▼

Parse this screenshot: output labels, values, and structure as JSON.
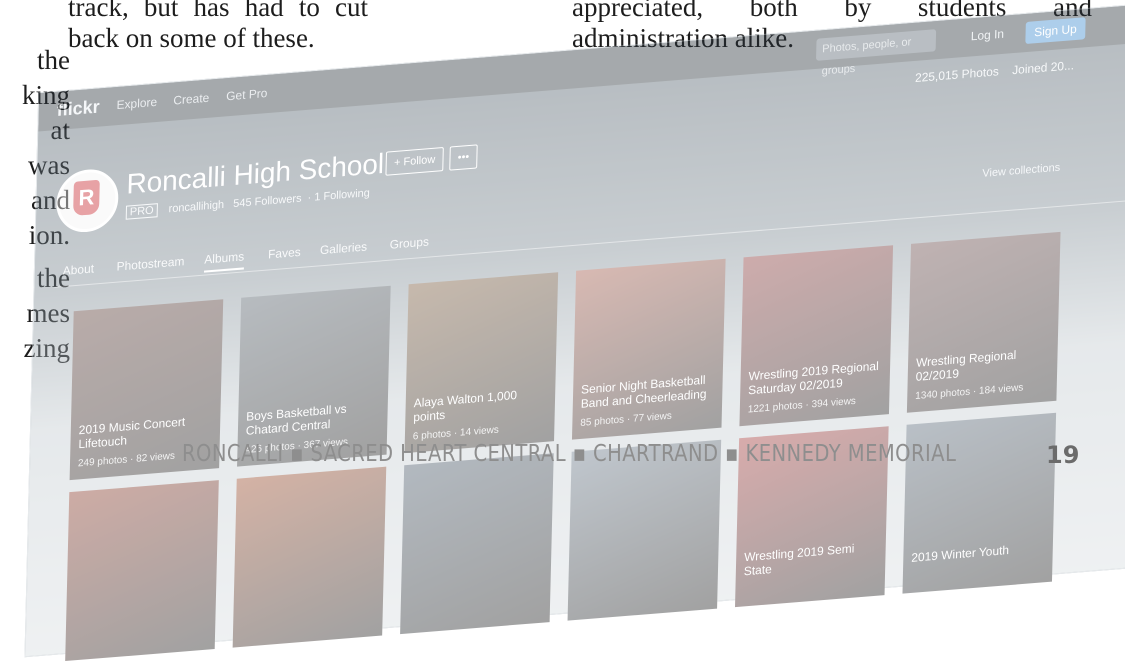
{
  "body_text": {
    "left_fragments": [
      "the",
      "king",
      "at",
      "was",
      "and",
      "ion.",
      "the",
      "mes",
      "zing"
    ],
    "paragraph_1": "track, but has had to cut back on some of these.",
    "paragraph_2": "appreciated, both by students and administration alike."
  },
  "screenshot": {
    "brand": "flickr",
    "nav": [
      "Explore",
      "Create",
      "Get Pro"
    ],
    "search_placeholder": "Photos, people, or groups",
    "login": "Log In",
    "signup": "Sign Up",
    "profile": {
      "name": "Roncalli High School",
      "follow": "+ Follow",
      "more": "•••",
      "pro": "PRO",
      "username": "roncallihigh",
      "followers": "545 Followers",
      "following": "1 Following"
    },
    "stats": {
      "photos": "225,015 Photos",
      "joined": "Joined 20..."
    },
    "view_more": "View collections",
    "tabs": [
      "About",
      "Photostream",
      "Albums",
      "Faves",
      "Galleries",
      "Groups"
    ],
    "active_tab": "Albums",
    "albums": [
      {
        "title": "2019 Music Concert Lifetouch",
        "count": "249 photos · 82 views",
        "color": "#5a3a34"
      },
      {
        "title": "Boys Basketball vs Chatard Central",
        "count": "426 photos · 367 views",
        "color": "#55606a"
      },
      {
        "title": "Alaya Walton 1,000 points",
        "count": "6 photos · 14 views",
        "color": "#7a5a3c"
      },
      {
        "title": "Senior Night Basketball Band and Cheerleading",
        "count": "85 photos · 77 views",
        "color": "#a35a4a"
      },
      {
        "title": "Wrestling 2019 Regional Saturday 02/2019",
        "count": "1221 photos · 394 views",
        "color": "#8b3a3a"
      },
      {
        "title": "Wrestling Regional 02/2019",
        "count": "1340 photos · 184 views",
        "color": "#6a4a4a"
      }
    ],
    "albums_row2": [
      {
        "title": "",
        "color": "#8a3a2a"
      },
      {
        "title": "",
        "color": "#9a4a2a"
      },
      {
        "title": "",
        "color": "#4a5a6a"
      },
      {
        "title": "",
        "color": "#6a7a8a"
      },
      {
        "title": "Wrestling 2019 Semi State",
        "color": "#a33a3a"
      },
      {
        "title": "2019 Winter Youth",
        "color": "#5a6a7a"
      }
    ]
  },
  "footer": {
    "schools": "RONCALLI ▪ SACRED HEART CENTRAL ▪ CHARTRAND ▪ KENNEDY MEMORIAL",
    "page_number": "19"
  }
}
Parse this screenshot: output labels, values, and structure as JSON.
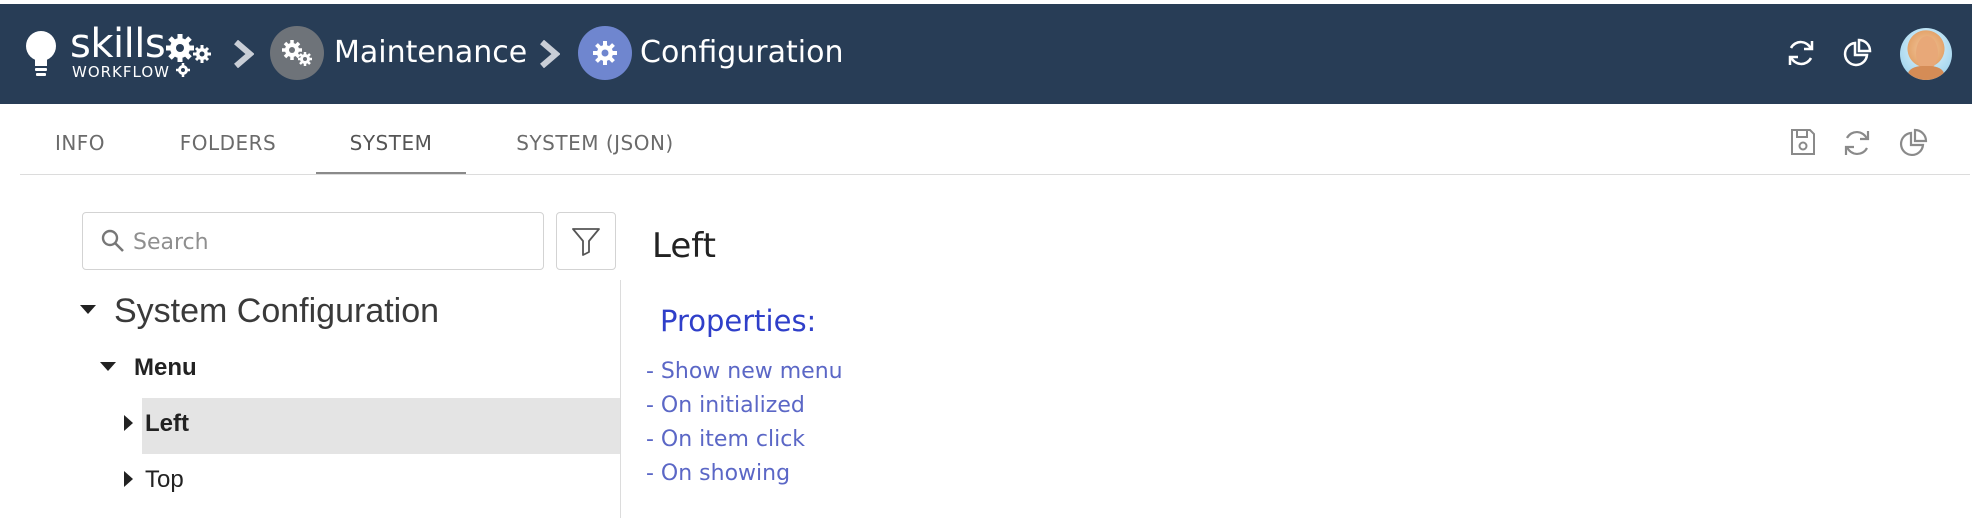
{
  "header": {
    "logo_text": "skills",
    "logo_sub": "WORKFLOW",
    "breadcrumb": [
      {
        "label": "Maintenance",
        "icon": "gears-icon",
        "color": "#6e7379"
      },
      {
        "label": "Configuration",
        "icon": "gear-icon",
        "color": "#6f86cf"
      }
    ],
    "actions": [
      "refresh-icon",
      "pie-chart-icon",
      "avatar"
    ],
    "background": "#283d56"
  },
  "tabs": [
    {
      "label": "INFO",
      "active": false
    },
    {
      "label": "FOLDERS",
      "active": false
    },
    {
      "label": "SYSTEM",
      "active": true
    },
    {
      "label": "SYSTEM (JSON)",
      "active": false
    }
  ],
  "toolbar": [
    "save-icon",
    "refresh-icon",
    "pie-chart-icon"
  ],
  "search": {
    "placeholder": "Search",
    "value": ""
  },
  "tree": {
    "root": "System Configuration",
    "child": "Menu",
    "items": [
      {
        "label": "Left",
        "selected": true
      },
      {
        "label": "Top",
        "selected": false
      }
    ]
  },
  "detail": {
    "title": "Left",
    "properties_heading": "Properties:",
    "properties": [
      "- Show new menu",
      "- On initialized",
      "- On item click",
      "- On showing"
    ]
  }
}
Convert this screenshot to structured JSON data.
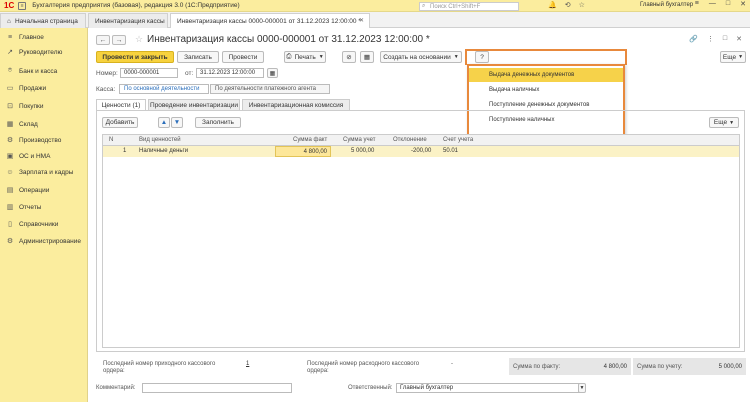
{
  "titlebar": {
    "logo": "1С",
    "app_title": "Бухгалтерия предприятия (базовая), редакция 3.0  (1С:Предприятие)",
    "search_placeholder": "Поиск Ctrl+Shift+F",
    "user": "Главный бухгалтер"
  },
  "tabs": [
    {
      "label": "Начальная страница"
    },
    {
      "label": "Инвентаризация кассы"
    },
    {
      "label": "Инвентаризация кассы 0000-000001 от 31.12.2023 12:00:00 *"
    }
  ],
  "sidebar": {
    "items": [
      {
        "label": "Главное",
        "icon": "menu-icon"
      },
      {
        "label": "Руководителю",
        "icon": "chart-icon"
      },
      {
        "label": "Банк и касса",
        "icon": "bank-icon"
      },
      {
        "label": "Продажи",
        "icon": "sales-icon"
      },
      {
        "label": "Покупки",
        "icon": "cart-icon"
      },
      {
        "label": "Склад",
        "icon": "warehouse-icon"
      },
      {
        "label": "Производство",
        "icon": "factory-icon"
      },
      {
        "label": "ОС и НМА",
        "icon": "assets-icon"
      },
      {
        "label": "Зарплата и кадры",
        "icon": "people-icon"
      },
      {
        "label": "Операции",
        "icon": "operations-icon"
      },
      {
        "label": "Отчеты",
        "icon": "reports-icon"
      },
      {
        "label": "Справочники",
        "icon": "book-icon"
      },
      {
        "label": "Администрирование",
        "icon": "gear-icon"
      }
    ]
  },
  "doc": {
    "title": "Инвентаризация кассы 0000-000001 от 31.12.2023 12:00:00 *"
  },
  "toolbar": {
    "post_close": "Провести и закрыть",
    "save": "Записать",
    "post": "Провести",
    "print": "Печать",
    "create_based": "Создать на основании",
    "help": "?",
    "more": "Еще"
  },
  "create_menu": {
    "items": [
      "Выдача денежных документов",
      "Выдача наличных",
      "Поступление денежных документов",
      "Поступление наличных"
    ]
  },
  "form": {
    "number_label": "Номер:",
    "number_value": "0000-000001",
    "date_label": "от:",
    "date_value": "31.12.2023 12:00:00",
    "cash_label": "Касса:",
    "cash_opt1": "По основной деятельности",
    "cash_opt2": "По деятельности платежного агента"
  },
  "subtabs": [
    {
      "label": "Ценности (1)"
    },
    {
      "label": "Проведение инвентаризации"
    },
    {
      "label": "Инвентаризационная комиссия"
    }
  ],
  "table_toolbar": {
    "add": "Добавить",
    "fill": "Заполнить",
    "more": "Еще"
  },
  "table": {
    "headers": [
      "N",
      "Вид ценностей",
      "Сумма факт",
      "Сумма учет",
      "Отклонение",
      "Счет учета"
    ],
    "rows": [
      {
        "n": "1",
        "kind": "Наличные деньги",
        "fact": "4 800,00",
        "account_sum": "5 000,00",
        "diff": "-200,00",
        "account": "50.01"
      }
    ]
  },
  "footer": {
    "last_in_label": "Последний номер приходного кассового ордера:",
    "last_in_value": "1",
    "last_out_label": "Последний номер расходного кассового ордера:",
    "last_out_value": "-",
    "fact_label": "Сумма по факту:",
    "fact_value": "4 800,00",
    "account_label": "Сумма по учету:",
    "account_value": "5 000,00"
  },
  "bottom": {
    "comment_label": "Комментарий:",
    "comment_value": "",
    "responsible_label": "Ответственный:",
    "responsible_value": "Главный бухгалтер"
  }
}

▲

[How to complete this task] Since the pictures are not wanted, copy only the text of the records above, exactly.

[Written reply]
Parse this screenshot: output labels, values, and structure as JSON.
{
  "body_text": {
    "left_fragments": [
      "the",
      "king",
      "at",
      "was",
      "and",
      "ion.",
      "the",
      "mes",
      "zing"
    ],
    "paragraph_1": "track, but has had to cut back on some of these.",
    "paragraph_2": "appreciated, both by students and administration alike."
  },
  "screenshot": {
    "brand": "flickr",
    "nav": [
      "Explore",
      "Create",
      "Get Pro"
    ],
    "search_placeholder": "Photos, people, or groups",
    "login": "Log In",
    "signup": "Sign Up",
    "profile": {
      "name": "Roncalli High School",
      "follow": "+ Follow",
      "more": "•••",
      "pro": "PRO",
      "username": "roncallihigh",
      "followers": "545 Followers",
      "following": "1 Following"
    },
    "stats": {
      "photos": "225,015 Photos",
      "joined": "Joined 20..."
    },
    "view_more": "View collections",
    "tabs": [
      "About",
      "Photostream",
      "Albums",
      "Faves",
      "Galleries",
      "Groups"
    ],
    "active_tab": "Albums",
    "albums": [
      {
        "title": "2019 Music Concert Lifetouch",
        "count": "249 photos · 82 views",
        "color": "#5a3a34"
      },
      {
        "title": "Boys Basketball vs Chatard Central",
        "count": "426 photos · 367 views",
        "color": "#55606a"
      },
      {
        "title": "Alaya Walton 1,000 points",
        "count": "6 photos · 14 views",
        "color": "#7a5a3c"
      },
      {
        "title": "Senior Night Basketball Band and Cheerleading",
        "count": "85 photos · 77 views",
        "color": "#a35a4a"
      },
      {
        "title": "Wrestling 2019 Regional Saturday 02/2019",
        "count": "1221 photos · 394 views",
        "color": "#8b3a3a"
      },
      {
        "title": "Wrestling Regional 02/2019",
        "count": "1340 photos · 184 views",
        "color": "#6a4a4a"
      }
    ],
    "albums_row2": [
      {
        "title": "",
        "color": "#8a3a2a"
      },
      {
        "title": "",
        "color": "#9a4a2a"
      },
      {
        "title": "",
        "color": "#4a5a6a"
      },
      {
        "title": "",
        "color": "#6a7a8a"
      },
      {
        "title": "Wrestling 2019 Semi State",
        "color": "#a33a3a"
      },
      {
        "title": "2019 Winter Youth",
        "color": "#5a6a7a"
      }
    ]
  },
  "footer": {
    "schools": "RONCALLI ▪ SACRED HEART CENTRAL ▪ CHARTRAND ▪ KENNEDY MEMORIAL",
    "page_number": "19"
  }
}
Parse this screenshot: output labels, values, and structure as JSON.
{
  "header": {
    "logo_text": "skills",
    "logo_sub": "WORKFLOW",
    "breadcrumb": [
      {
        "label": "Maintenance",
        "icon": "gears-icon",
        "color": "#6e7379"
      },
      {
        "label": "Configuration",
        "icon": "gear-icon",
        "color": "#6f86cf"
      }
    ],
    "actions": [
      "refresh-icon",
      "pie-chart-icon",
      "avatar"
    ],
    "background": "#283d56"
  },
  "tabs": [
    {
      "label": "INFO",
      "active": false
    },
    {
      "label": "FOLDERS",
      "active": false
    },
    {
      "label": "SYSTEM",
      "active": true
    },
    {
      "label": "SYSTEM (JSON)",
      "active": false
    }
  ],
  "toolbar": [
    "save-icon",
    "refresh-icon",
    "pie-chart-icon"
  ],
  "search": {
    "placeholder": "Search",
    "value": ""
  },
  "tree": {
    "root": "System Configuration",
    "child": "Menu",
    "items": [
      {
        "label": "Left",
        "selected": true
      },
      {
        "label": "Top",
        "selected": false
      }
    ]
  },
  "detail": {
    "title": "Left",
    "properties_heading": "Properties:",
    "properties": [
      "- Show new menu",
      "- On initialized",
      "- On item click",
      "- On showing"
    ]
  }
}
Convert this screenshot to structured JSON data.
{
  "titlebar": {
    "logo": "1С",
    "app_title": "Бухгалтерия предприятия (базовая), редакция 3.0  (1С:Предприятие)",
    "search_placeholder": "Поиск Ctrl+Shift+F",
    "user": "Главный бухгалтер"
  },
  "tabs": [
    {
      "label": "Начальная страница"
    },
    {
      "label": "Инвентаризация кассы"
    },
    {
      "label": "Инвентаризация кассы 0000-000001 от 31.12.2023 12:00:00 *"
    }
  ],
  "sidebar": {
    "items": [
      {
        "label": "Главное",
        "icon": "menu-icon"
      },
      {
        "label": "Руководителю",
        "icon": "chart-icon"
      },
      {
        "label": "Банк и касса",
        "icon": "bank-icon"
      },
      {
        "label": "Продажи",
        "icon": "sales-icon"
      },
      {
        "label": "Покупки",
        "icon": "cart-icon"
      },
      {
        "label": "Склад",
        "icon": "warehouse-icon"
      },
      {
        "label": "Производство",
        "icon": "factory-icon"
      },
      {
        "label": "ОС и НМА",
        "icon": "assets-icon"
      },
      {
        "label": "Зарплата и кадры",
        "icon": "people-icon"
      },
      {
        "label": "Операции",
        "icon": "operations-icon"
      },
      {
        "label": "Отчеты",
        "icon": "reports-icon"
      },
      {
        "label": "Справочники",
        "icon": "book-icon"
      },
      {
        "label": "Администрирование",
        "icon": "gear-icon"
      }
    ]
  },
  "doc": {
    "title": "Инвентаризация кассы 0000-000001 от 31.12.2023 12:00:00 *"
  },
  "toolbar": {
    "post_close": "Провести и закрыть",
    "save": "Записать",
    "post": "Провести",
    "print": "Печать",
    "create_based": "Создать на основании",
    "help": "?",
    "more": "Еще"
  },
  "create_menu": {
    "items": [
      "Выдача денежных документов",
      "Выдача наличных",
      "Поступление денежных документов",
      "Поступление наличных"
    ]
  },
  "form": {
    "number_label": "Номер:",
    "number_value": "0000-000001",
    "date_label": "от:",
    "date_value": "31.12.2023 12:00:00",
    "cash_label": "Касса:",
    "cash_opt1": "По основной деятельности",
    "cash_opt2": "По деятельности платежного агента"
  },
  "subtabs": [
    {
      "label": "Ценности (1)"
    },
    {
      "label": "Проведение инвентаризации"
    },
    {
      "label": "Инвентаризационная комиссия"
    }
  ],
  "table_toolbar": {
    "add": "Добавить",
    "fill": "Заполнить",
    "more": "Еще"
  },
  "table": {
    "headers": [
      "N",
      "Вид ценностей",
      "Сумма факт",
      "Сумма учет",
      "Отклонение",
      "Счет учета"
    ],
    "rows": [
      {
        "n": "1",
        "kind": "Наличные деньги",
        "fact": "4 800,00",
        "account_sum": "5 000,00",
        "diff": "-200,00",
        "account": "50.01"
      }
    ]
  },
  "footer": {
    "last_in_label": "Последний номер приходного кассового ордера:",
    "last_in_value": "1",
    "last_out_label": "Последний номер расходного кассового ордера:",
    "last_out_value": "-",
    "fact_label": "Сумма по факту:",
    "fact_value": "4 800,00",
    "account_label": "Сумма по учету:",
    "account_value": "5 000,00"
  },
  "bottom": {
    "comment_label": "Комментарий:",
    "comment_value": "",
    "responsible_label": "Ответственный:",
    "responsible_value": "Главный бухгалтер"
  }
}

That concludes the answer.